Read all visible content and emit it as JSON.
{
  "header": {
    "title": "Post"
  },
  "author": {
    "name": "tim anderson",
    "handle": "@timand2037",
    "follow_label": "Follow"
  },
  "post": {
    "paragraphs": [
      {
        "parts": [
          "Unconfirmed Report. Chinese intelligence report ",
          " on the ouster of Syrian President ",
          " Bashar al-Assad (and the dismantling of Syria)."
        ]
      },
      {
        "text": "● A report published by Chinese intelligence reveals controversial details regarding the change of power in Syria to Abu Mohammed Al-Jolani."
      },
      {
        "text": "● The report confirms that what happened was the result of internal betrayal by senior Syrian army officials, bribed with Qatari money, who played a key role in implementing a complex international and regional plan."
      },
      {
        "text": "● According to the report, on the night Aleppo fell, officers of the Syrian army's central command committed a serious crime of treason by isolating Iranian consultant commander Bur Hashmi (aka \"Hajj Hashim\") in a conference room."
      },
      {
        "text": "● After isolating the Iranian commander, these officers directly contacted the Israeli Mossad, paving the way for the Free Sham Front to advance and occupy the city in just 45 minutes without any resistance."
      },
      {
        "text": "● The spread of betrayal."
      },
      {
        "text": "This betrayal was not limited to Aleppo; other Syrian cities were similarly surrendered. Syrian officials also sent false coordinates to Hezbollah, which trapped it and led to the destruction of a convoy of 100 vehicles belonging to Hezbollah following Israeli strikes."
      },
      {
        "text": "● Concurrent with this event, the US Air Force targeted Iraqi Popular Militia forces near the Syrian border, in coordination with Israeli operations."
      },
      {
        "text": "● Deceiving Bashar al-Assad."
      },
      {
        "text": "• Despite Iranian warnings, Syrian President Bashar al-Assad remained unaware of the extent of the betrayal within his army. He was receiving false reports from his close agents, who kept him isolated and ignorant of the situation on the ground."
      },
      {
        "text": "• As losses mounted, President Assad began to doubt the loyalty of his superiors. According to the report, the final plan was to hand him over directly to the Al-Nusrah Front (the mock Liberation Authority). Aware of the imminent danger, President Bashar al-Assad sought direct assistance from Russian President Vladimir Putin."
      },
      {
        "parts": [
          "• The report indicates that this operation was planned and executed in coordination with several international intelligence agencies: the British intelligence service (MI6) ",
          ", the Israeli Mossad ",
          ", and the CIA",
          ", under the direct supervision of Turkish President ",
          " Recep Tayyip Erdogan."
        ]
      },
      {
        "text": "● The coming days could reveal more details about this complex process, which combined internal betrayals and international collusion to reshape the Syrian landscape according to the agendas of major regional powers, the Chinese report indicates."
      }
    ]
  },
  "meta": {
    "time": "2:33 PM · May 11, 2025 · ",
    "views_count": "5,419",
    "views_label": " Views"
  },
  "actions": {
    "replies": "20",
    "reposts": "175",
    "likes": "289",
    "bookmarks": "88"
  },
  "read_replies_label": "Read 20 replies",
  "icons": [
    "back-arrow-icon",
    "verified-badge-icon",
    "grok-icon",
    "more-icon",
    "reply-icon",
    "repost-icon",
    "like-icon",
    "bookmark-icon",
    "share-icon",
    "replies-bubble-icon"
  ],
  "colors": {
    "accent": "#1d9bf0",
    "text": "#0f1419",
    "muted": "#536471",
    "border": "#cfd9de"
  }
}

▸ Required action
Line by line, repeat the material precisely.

▸ Finished task
Read all visible content and emit it as JSON.
{
  "header": {
    "title": "Post"
  },
  "author": {
    "name": "tim anderson",
    "handle": "@timand2037",
    "follow_label": "Follow"
  },
  "post": {
    "paragraphs": [
      {
        "parts": [
          "Unconfirmed Report. Chinese intelligence report ",
          " on the ouster of Syrian President ",
          " Bashar al-Assad (and the dismantling of Syria)."
        ]
      },
      {
        "text": "● A report published by Chinese intelligence reveals controversial details regarding the change of power in Syria to Abu Mohammed Al-Jolani."
      },
      {
        "text": "● The report confirms that what happened was the result of internal betrayal by senior Syrian army officials, bribed with Qatari money, who played a key role in implementing a complex international and regional plan."
      },
      {
        "text": "● According to the report, on the night Aleppo fell, officers of the Syrian army's central command committed a serious crime of treason by isolating Iranian consultant commander Bur Hashmi (aka \"Hajj Hashim\") in a conference room."
      },
      {
        "text": "● After isolating the Iranian commander, these officers directly contacted the Israeli Mossad, paving the way for the Free Sham Front to advance and occupy the city in just 45 minutes without any resistance."
      },
      {
        "text": "● The spread of betrayal."
      },
      {
        "text": "This betrayal was not limited to Aleppo; other Syrian cities were similarly surrendered. Syrian officials also sent false coordinates to Hezbollah, which trapped it and led to the destruction of a convoy of 100 vehicles belonging to Hezbollah following Israeli strikes."
      },
      {
        "text": "● Concurrent with this event, the US Air Force targeted Iraqi Popular Militia forces near the Syrian border, in coordination with Israeli operations."
      },
      {
        "text": "● Deceiving Bashar al-Assad."
      },
      {
        "text": "• Despite Iranian warnings, Syrian President Bashar al-Assad remained unaware of the extent of the betrayal within his army. He was receiving false reports from his close agents, who kept him isolated and ignorant of the situation on the ground."
      },
      {
        "text": "• As losses mounted, President Assad began to doubt the loyalty of his superiors. According to the report, the final plan was to hand him over directly to the Al-Nusrah Front (the mock Liberation Authority). Aware of the imminent danger, President Bashar al-Assad sought direct assistance from Russian President Vladimir Putin."
      },
      {
        "parts": [
          "• The report indicates that this operation was planned and executed in coordination with several international intelligence agencies: the British intelligence service (MI6) ",
          ", the Israeli Mossad ",
          ", and the CIA",
          ", under the direct supervision of Turkish President ",
          " Recep Tayyip Erdogan."
        ]
      },
      {
        "text": "● The coming days could reveal more details about this complex process, which combined internal betrayals and international collusion to reshape the Syrian landscape according to the agendas of major regional powers, the Chinese report indicates."
      }
    ]
  },
  "meta": {
    "time": "2:33 PM · May 11, 2025 · ",
    "views_count": "5,419",
    "views_label": " Views"
  },
  "actions": {
    "replies": "20",
    "reposts": "175",
    "likes": "289",
    "bookmarks": "88"
  },
  "read_replies_label": "Read 20 replies",
  "icons": [
    "back-arrow-icon",
    "verified-badge-icon",
    "grok-icon",
    "more-icon",
    "reply-icon",
    "repost-icon",
    "like-icon",
    "bookmark-icon",
    "share-icon",
    "replies-bubble-icon"
  ],
  "colors": {
    "accent": "#1d9bf0",
    "text": "#0f1419",
    "muted": "#536471",
    "border": "#cfd9de"
  }
}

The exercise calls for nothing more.